Wednesday, March 9, 2011, PM | Leave Comment
I have posted many articles about debt and how Americans were borrowing and, in turn, spending heavily more money than they could afford to pay back. That, in itself, turned out to be one of the biggest causes of the financial crisis the U.S. has ever experienced. But more recently, Americans have slowed down the free spending that they had become so accustomed to.
So how are credit card issuers reacting to consumers’ attempts to live a more financially responsible lifestyle? They are threatening to cut their credit cards off if they don’t spend enough.
Most major issuers, including Chase, Bank of America, American Express and Citibank have been slashing credit lines and closing the accounts of those who don’t spend on their card regularly. While these issuers are required to notify you in writing of an account closing, there is no requirement that they do so in advance. Even when they do give early notice, the only way a cardholder can stop their account from getting shut down is to start spending again.
Discover Card reported that it has closed more than three million accounts due to inactivity, and plans to do the same to two million more. Capital One is suspending accounts that have been inactive for at least a year, warning account holders they only have 60 days to redeem their rewards.
From a business perspective, cutting off certain customers is a smart financial move, according to some financial analysts. When the credit card issuer closes an account that has rarely been used, it lowers the company’s risk profile by keeping their potential liabilities from outweighing their assets. Inactive accounts also cost the issuer money to maintain, without providing the benefit of income from interest or merchant fees.
For consumers, however, account closings can be devastating – especially to their credit score. Your credit utilization ratio – the amount of your debt in relation to the amount of your available credit – comprises 30% of your score.
In a Nutshell

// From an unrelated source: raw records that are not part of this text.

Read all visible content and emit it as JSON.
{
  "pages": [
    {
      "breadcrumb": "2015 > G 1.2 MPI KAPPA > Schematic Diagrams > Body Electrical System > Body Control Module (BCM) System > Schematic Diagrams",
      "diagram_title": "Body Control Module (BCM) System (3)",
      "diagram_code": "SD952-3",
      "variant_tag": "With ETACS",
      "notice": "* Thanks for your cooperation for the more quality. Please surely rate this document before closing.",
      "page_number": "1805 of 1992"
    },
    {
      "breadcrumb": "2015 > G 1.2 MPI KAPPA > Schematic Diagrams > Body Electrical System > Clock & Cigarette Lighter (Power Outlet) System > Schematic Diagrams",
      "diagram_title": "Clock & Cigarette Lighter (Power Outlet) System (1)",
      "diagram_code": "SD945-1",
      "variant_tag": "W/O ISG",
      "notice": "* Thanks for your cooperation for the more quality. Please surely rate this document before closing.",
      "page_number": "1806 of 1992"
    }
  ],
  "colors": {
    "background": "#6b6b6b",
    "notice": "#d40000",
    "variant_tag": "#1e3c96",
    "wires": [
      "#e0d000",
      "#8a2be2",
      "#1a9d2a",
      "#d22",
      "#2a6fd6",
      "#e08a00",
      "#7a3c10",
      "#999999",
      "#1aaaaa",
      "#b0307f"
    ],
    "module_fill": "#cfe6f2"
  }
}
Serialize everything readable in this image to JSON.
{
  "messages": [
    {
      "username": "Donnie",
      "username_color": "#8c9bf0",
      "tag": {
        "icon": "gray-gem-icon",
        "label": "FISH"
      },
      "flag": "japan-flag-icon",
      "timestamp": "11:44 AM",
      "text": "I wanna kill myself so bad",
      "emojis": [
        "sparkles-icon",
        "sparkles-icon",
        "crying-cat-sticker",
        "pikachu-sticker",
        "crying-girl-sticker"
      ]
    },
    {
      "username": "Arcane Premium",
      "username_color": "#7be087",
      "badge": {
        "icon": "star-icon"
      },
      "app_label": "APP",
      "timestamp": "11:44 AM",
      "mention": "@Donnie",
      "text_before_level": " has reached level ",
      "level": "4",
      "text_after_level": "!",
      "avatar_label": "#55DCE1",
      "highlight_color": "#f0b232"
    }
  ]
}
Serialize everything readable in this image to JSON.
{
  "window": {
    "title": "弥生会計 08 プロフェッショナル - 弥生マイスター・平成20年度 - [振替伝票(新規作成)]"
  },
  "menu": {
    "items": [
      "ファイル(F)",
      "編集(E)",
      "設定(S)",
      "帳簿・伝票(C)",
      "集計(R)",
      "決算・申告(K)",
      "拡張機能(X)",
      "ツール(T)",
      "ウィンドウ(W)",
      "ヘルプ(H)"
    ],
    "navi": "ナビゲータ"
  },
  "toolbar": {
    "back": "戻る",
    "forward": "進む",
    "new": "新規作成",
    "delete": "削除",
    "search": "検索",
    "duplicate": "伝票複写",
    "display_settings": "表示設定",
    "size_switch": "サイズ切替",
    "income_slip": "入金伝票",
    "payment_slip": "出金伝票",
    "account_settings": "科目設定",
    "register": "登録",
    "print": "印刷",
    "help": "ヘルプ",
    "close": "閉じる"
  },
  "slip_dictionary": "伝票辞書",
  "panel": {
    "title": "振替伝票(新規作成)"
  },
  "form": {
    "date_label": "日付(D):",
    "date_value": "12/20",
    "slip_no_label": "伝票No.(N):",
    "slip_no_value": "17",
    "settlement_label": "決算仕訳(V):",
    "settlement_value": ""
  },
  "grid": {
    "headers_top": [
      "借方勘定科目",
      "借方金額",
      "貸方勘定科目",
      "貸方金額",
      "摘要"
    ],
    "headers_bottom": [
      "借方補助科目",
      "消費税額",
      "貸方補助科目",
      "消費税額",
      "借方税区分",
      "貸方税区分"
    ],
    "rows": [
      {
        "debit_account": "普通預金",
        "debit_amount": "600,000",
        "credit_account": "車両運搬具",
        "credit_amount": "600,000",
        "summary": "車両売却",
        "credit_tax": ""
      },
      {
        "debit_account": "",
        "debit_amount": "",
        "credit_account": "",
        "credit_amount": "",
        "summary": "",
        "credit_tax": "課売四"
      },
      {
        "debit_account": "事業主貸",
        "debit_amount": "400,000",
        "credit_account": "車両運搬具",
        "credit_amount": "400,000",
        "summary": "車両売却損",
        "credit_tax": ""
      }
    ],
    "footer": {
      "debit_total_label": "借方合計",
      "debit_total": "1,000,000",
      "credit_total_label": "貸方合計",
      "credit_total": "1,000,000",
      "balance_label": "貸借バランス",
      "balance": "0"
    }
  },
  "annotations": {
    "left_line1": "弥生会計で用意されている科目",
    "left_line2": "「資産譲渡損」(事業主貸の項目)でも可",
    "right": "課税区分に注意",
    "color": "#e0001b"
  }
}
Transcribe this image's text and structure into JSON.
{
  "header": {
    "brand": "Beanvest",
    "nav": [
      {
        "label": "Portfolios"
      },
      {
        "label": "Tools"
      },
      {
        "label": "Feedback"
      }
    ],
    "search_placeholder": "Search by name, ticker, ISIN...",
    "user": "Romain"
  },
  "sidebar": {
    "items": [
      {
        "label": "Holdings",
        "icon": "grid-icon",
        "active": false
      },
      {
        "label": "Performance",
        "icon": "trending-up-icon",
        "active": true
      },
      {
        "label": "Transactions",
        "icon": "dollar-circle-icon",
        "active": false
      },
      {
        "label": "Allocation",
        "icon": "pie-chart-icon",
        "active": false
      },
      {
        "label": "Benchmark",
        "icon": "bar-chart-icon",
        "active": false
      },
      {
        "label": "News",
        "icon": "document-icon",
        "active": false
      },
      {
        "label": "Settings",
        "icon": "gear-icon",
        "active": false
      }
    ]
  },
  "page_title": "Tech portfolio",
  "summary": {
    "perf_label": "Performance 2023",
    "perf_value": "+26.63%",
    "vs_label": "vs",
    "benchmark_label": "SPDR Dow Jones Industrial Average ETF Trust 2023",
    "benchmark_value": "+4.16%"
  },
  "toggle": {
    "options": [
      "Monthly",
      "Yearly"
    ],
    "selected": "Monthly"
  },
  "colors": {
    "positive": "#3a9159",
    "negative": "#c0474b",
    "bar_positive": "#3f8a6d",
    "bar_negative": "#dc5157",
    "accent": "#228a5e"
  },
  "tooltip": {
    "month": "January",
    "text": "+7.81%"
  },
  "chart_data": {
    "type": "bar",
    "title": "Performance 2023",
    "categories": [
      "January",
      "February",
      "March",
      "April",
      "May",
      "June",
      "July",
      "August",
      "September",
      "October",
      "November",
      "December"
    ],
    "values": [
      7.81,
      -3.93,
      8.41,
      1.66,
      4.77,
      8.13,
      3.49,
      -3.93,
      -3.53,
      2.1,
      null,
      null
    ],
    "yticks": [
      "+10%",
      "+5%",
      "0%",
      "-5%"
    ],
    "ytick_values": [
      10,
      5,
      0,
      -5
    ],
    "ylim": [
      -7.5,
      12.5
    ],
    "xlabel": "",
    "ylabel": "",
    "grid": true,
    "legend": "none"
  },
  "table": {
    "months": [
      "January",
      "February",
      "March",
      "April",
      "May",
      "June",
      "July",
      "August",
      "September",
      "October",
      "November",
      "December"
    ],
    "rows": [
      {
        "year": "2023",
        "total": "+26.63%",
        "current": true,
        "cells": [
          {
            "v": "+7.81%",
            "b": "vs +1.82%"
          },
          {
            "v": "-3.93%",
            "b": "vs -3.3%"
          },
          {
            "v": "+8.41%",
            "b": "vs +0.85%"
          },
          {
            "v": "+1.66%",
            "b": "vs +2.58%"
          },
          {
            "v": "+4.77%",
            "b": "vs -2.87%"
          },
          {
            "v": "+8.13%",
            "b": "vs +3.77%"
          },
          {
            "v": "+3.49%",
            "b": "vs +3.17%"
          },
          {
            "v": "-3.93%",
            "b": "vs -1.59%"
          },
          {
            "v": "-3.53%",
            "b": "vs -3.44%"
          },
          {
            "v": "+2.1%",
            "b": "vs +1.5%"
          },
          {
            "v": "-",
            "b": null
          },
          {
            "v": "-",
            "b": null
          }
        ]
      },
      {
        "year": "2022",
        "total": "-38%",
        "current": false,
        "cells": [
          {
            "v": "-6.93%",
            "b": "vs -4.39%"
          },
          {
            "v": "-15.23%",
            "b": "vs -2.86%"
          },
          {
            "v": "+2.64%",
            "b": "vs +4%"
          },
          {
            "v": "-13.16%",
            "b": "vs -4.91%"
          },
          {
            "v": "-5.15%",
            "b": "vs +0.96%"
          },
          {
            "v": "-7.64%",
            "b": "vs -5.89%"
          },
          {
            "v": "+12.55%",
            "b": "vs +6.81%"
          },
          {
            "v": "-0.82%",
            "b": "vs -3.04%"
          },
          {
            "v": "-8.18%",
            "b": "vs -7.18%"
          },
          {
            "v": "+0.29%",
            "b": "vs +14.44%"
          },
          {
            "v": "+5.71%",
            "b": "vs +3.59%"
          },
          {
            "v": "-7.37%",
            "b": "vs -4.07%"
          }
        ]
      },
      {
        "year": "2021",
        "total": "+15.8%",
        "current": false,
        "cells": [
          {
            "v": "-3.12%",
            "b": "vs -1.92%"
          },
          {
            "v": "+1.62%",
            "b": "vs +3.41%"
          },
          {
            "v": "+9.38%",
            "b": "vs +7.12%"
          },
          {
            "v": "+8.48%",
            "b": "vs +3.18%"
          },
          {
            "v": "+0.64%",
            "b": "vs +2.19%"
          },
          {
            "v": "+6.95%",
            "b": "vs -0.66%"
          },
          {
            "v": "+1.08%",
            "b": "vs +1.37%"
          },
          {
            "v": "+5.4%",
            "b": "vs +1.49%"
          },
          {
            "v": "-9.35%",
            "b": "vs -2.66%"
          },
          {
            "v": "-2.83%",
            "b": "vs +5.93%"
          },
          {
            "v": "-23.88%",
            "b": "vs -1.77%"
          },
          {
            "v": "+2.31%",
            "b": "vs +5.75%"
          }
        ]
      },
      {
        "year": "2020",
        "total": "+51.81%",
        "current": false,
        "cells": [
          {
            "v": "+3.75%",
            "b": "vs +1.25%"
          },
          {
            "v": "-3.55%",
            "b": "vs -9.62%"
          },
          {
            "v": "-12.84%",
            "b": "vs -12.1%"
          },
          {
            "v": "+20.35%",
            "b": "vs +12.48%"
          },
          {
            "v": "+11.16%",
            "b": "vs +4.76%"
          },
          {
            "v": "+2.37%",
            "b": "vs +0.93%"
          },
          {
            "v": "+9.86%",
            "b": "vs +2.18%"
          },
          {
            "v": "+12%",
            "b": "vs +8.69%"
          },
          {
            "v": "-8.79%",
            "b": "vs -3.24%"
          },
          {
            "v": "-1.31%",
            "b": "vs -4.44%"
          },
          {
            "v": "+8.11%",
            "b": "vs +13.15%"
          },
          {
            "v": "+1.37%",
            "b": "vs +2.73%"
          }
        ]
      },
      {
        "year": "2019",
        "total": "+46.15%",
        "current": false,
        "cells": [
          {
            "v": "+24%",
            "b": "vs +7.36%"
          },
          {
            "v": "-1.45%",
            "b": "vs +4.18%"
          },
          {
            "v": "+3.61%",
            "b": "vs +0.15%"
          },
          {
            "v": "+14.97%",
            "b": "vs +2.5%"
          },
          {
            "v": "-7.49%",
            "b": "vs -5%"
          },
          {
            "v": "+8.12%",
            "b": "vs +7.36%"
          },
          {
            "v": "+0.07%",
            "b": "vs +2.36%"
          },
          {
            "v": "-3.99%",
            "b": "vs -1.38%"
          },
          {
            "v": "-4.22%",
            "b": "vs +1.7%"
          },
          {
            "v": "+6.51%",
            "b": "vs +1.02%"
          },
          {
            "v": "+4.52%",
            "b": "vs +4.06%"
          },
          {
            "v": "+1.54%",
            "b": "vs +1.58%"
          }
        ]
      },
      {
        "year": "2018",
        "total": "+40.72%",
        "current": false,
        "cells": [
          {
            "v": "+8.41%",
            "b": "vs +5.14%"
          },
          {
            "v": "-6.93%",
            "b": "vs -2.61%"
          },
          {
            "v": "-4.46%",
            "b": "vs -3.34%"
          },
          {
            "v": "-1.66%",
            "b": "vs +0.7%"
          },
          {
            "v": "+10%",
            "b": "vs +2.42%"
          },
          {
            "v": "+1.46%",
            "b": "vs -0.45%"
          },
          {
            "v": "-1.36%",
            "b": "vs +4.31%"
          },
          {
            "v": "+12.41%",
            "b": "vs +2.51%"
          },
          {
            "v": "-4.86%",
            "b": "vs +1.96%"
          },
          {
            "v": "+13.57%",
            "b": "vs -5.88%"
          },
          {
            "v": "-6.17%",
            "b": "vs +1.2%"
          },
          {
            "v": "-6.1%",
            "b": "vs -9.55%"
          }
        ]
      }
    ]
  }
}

Use your credit cards more wisely. You don’t have to be a free spender, yet at the same time, you don’t have to hold back on spending completely. Moderation is the key for financial success. As long as you don’t go overboard, charge it to your credit card when you know you will be able to pay the bill in full and before the due date.